• _TASK TO CARRY OUT_: Only an exact repetition of the entries counts as an answer.

• _INFORMATION_:
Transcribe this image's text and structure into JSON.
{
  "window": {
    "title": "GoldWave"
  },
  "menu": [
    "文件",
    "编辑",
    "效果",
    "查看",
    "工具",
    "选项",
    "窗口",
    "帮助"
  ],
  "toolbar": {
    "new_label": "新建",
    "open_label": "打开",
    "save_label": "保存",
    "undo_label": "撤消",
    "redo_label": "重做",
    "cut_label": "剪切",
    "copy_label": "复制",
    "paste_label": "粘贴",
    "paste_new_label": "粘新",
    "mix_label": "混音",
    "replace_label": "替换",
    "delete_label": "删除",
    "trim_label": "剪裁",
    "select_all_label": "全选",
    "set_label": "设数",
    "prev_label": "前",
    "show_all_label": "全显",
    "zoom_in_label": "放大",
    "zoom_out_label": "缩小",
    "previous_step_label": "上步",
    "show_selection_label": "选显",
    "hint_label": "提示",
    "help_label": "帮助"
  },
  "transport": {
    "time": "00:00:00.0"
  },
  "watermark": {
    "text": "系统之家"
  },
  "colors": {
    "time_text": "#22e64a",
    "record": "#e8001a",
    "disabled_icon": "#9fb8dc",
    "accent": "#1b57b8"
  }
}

• _TASK RESULT_:
Transcribe this image's text and structure into JSON.
{
  "window": {
    "title": "GoldWave"
  },
  "menu": [
    "文件",
    "编辑",
    "效果",
    "查看",
    "工具",
    "选项",
    "窗口",
    "帮助"
  ],
  "toolbar": {
    "new_label": "新建",
    "open_label": "打开",
    "save_label": "保存",
    "undo_label": "撤消",
    "redo_label": "重做",
    "cut_label": "剪切",
    "copy_label": "复制",
    "paste_label": "粘贴",
    "paste_new_label": "粘新",
    "mix_label": "混音",
    "replace_label": "替换",
    "delete_label": "删除",
    "trim_label": "剪裁",
    "select_all_label": "全选",
    "set_label": "设数",
    "prev_label": "前",
    "show_all_label": "全显",
    "zoom_in_label": "放大",
    "zoom_out_label": "缩小",
    "previous_step_label": "上步",
    "show_selection_label": "选显",
    "hint_label": "提示",
    "help_label": "帮助"
  },
  "transport": {
    "time": "00:00:00.0"
  },
  "watermark": {
    "text": "系统之家"
  },
  "colors": {
    "time_text": "#22e64a",
    "record": "#e8001a",
    "disabled_icon": "#9fb8dc",
    "accent": "#1b57b8"
  }
}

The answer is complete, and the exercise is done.